I met this nurse who works in mental health, and deals primarily with combat veteran males who suffer from PTSD. Turns out she’s a part of my team in one of my classes. We’d never talked before. We talked about some of the differences in different disorders, and a little about my experience in therapy. She told me that she thinks I’ll make an excellent advocate for women some day. I’m not sure what I think of that. I’m not sure if I even want that. Why is it, that all these people, most of whom I barely know, tell me what they think I will be? Or should be? I know I shouldn’t, but now I feel the expectation is there.She said I have the right personality for it, and due to my background, could really make a difference. Could I? Or would it just be me banging on pots and pans in the middle of street, with my body painted in vivid colors? Screaming at the top of my lungs: “LISTEN TO ME.”? I told her I still feel so broken, I don’t know if I could be of much help in that department. I told her that I didn’t know if I could pull my pieces together to make a shape coherent enough to make a difference in a world of sharp angularity and vulgar obscenities. Not in those exact words, as I wasn’t feeling like being forcefully admitted into a psychiatric ward, but in a saner way. In a less poetic way, that’s exactly what I said.
Our conversation continues its course, and it somehow turned into symptoms. She mentioned that women vets she had met had problems not attaching emotions to everything. I told her I had the opposite. When I am triggered, I withdraw. I have a hard time feeling connected to anything or anyone. I live in a complete disconnect from the world around me when going through an episode. I can look at someone, and know in my head that I love them. I care about them. They MEAN something to me. But during these episodes, I don’t feel it. I don’t feel hate. I don’t feel love. I don’t feel connected. At all. My heart goes cold, like black ice, and I can’t make a spark even to bring a hint of emotional connection back to any relationship I have. I have to wait it out, and wait for the episode to be over so I can reconnect. I hate it. I hate looking at someone I care about and not feeling a goddamn thing.

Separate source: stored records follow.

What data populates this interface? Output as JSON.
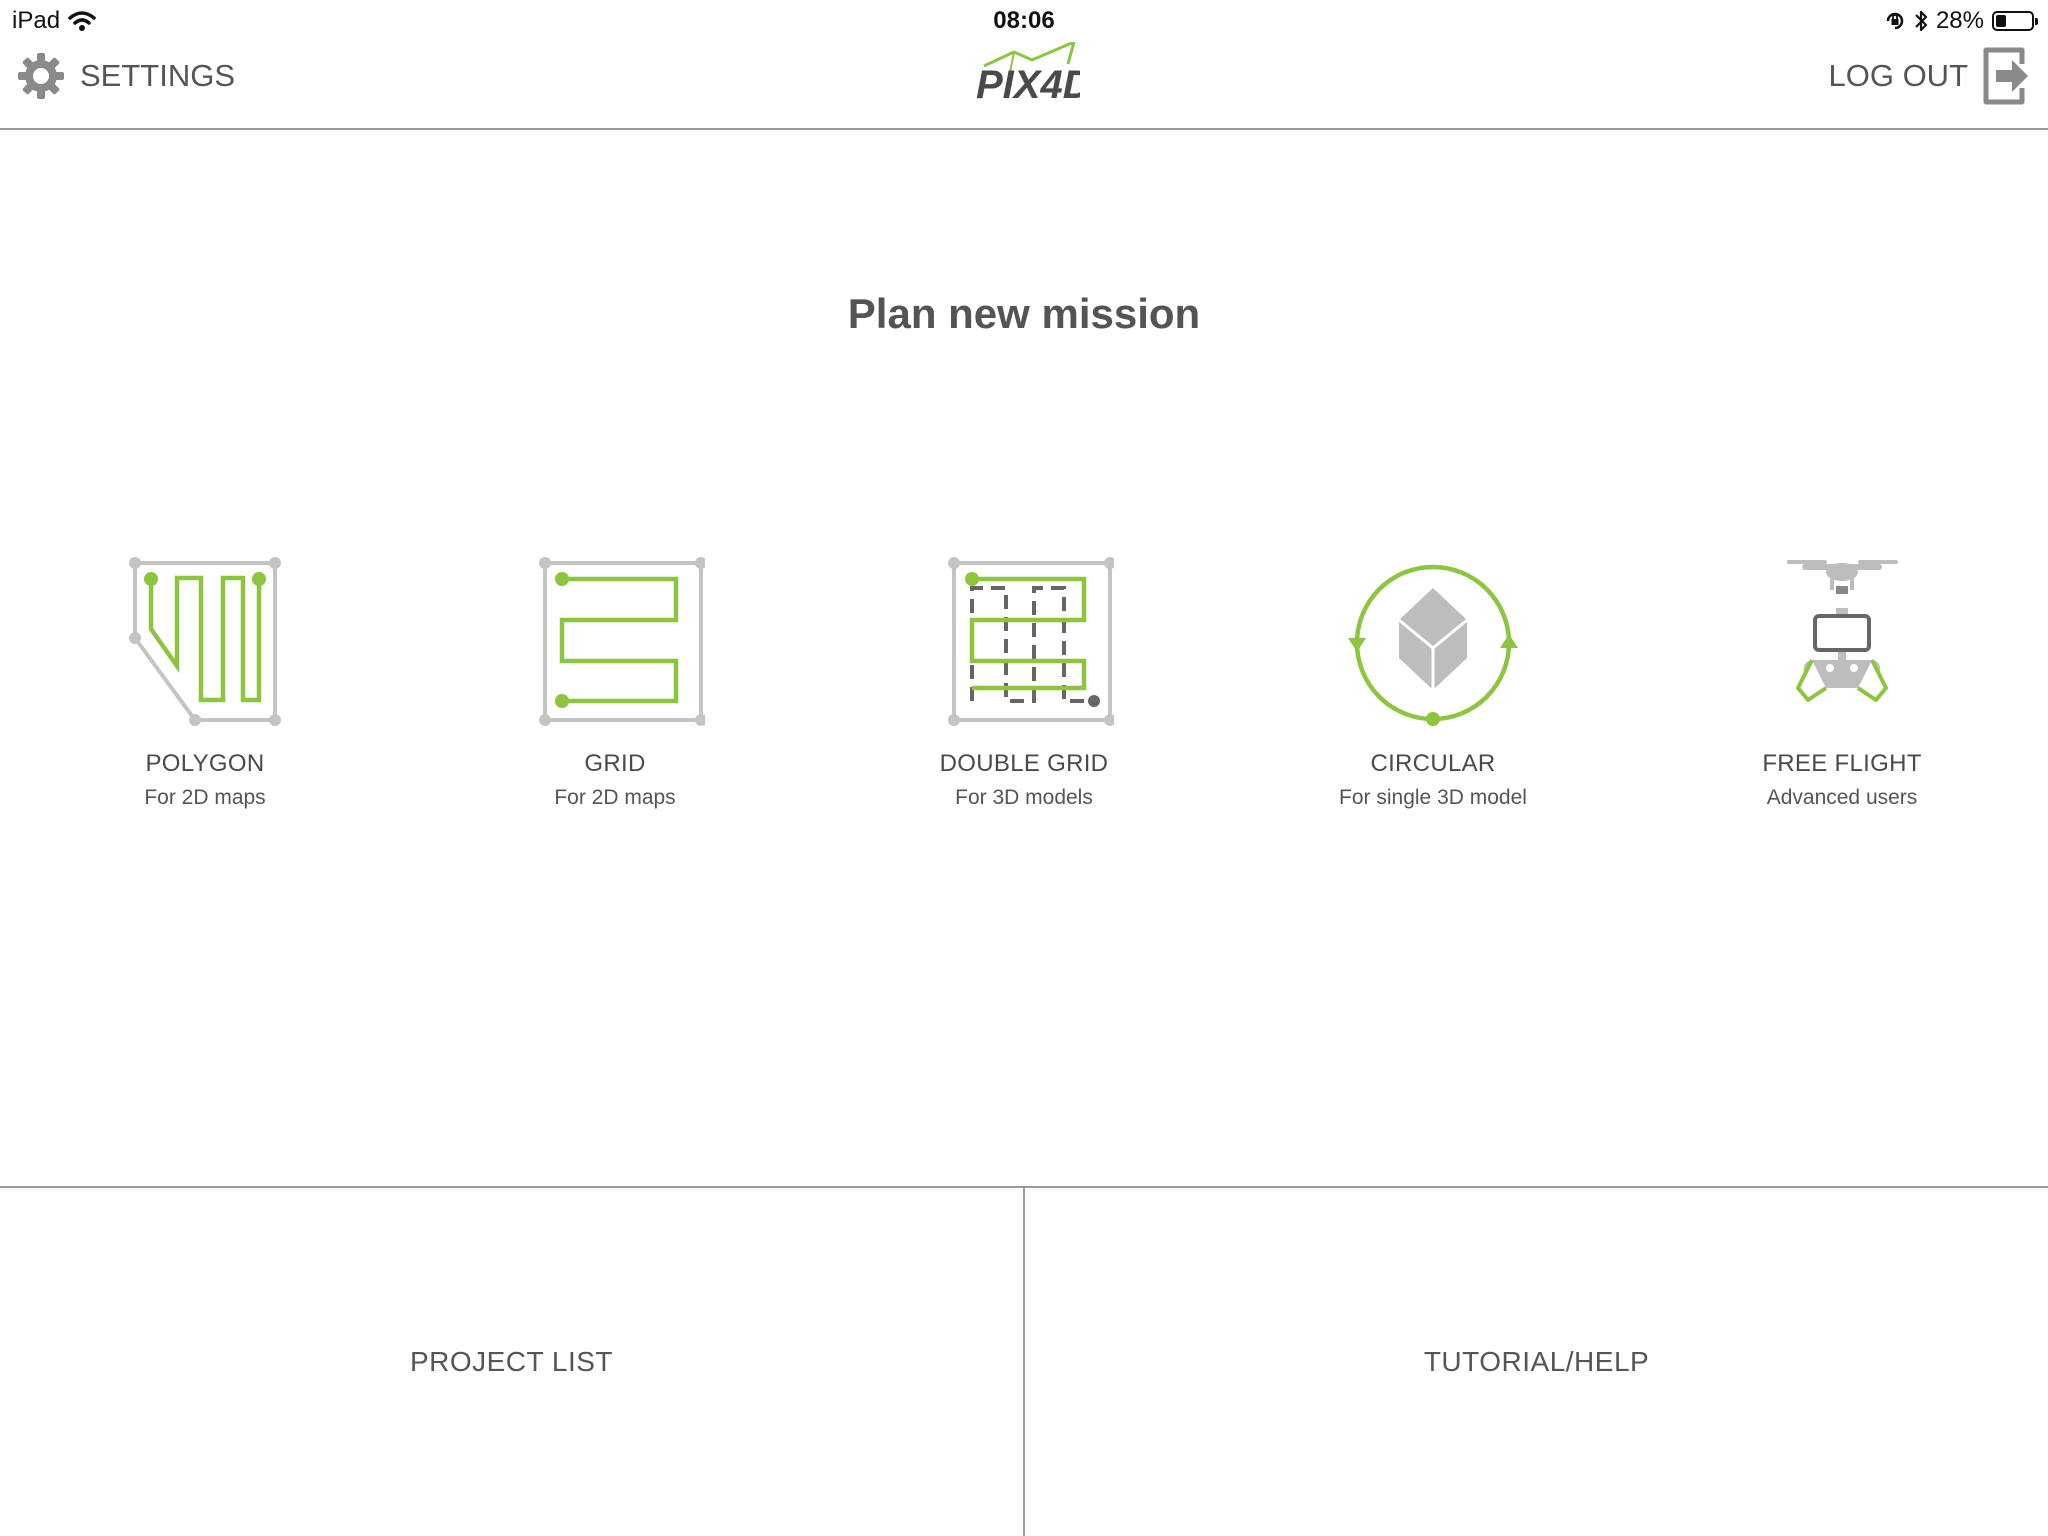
{
  "status_bar": {
    "device": "iPad",
    "time": "08:06",
    "battery": "28%"
  },
  "header": {
    "settings_label": "SETTINGS",
    "logout_label": "LOG OUT",
    "logo_text": "PIX4D"
  },
  "title": "Plan new mission",
  "modes": [
    {
      "label": "POLYGON",
      "subtitle": "For 2D maps"
    },
    {
      "label": "GRID",
      "subtitle": "For 2D maps"
    },
    {
      "label": "DOUBLE GRID",
      "subtitle": "For 3D models"
    },
    {
      "label": "CIRCULAR",
      "subtitle": "For single 3D model"
    },
    {
      "label": "FREE FLIGHT",
      "subtitle": "Advanced users"
    }
  ],
  "bottom": {
    "project_list_label": "PROJECT LIST",
    "tutorial_label": "TUTORIAL/HELP"
  },
  "colors": {
    "accent_green": "#8cc63f",
    "outline_gray": "#c4c4c4",
    "divider": "#9a9a9a"
  }
}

I feel like somehow, that makes me less than a person. Isn’t that what humanity is? The continuous process of making, growing, and breaking relationships? Making connections with others? How can I be a part of humanity, when I can’t always do that?
I’m there now. It’s not complete, but it’s just about complete. I look at people who I know are supposed to mean something to me, but I can’t feel anything. I might as well be looking at a complete stranger.
What does that make me?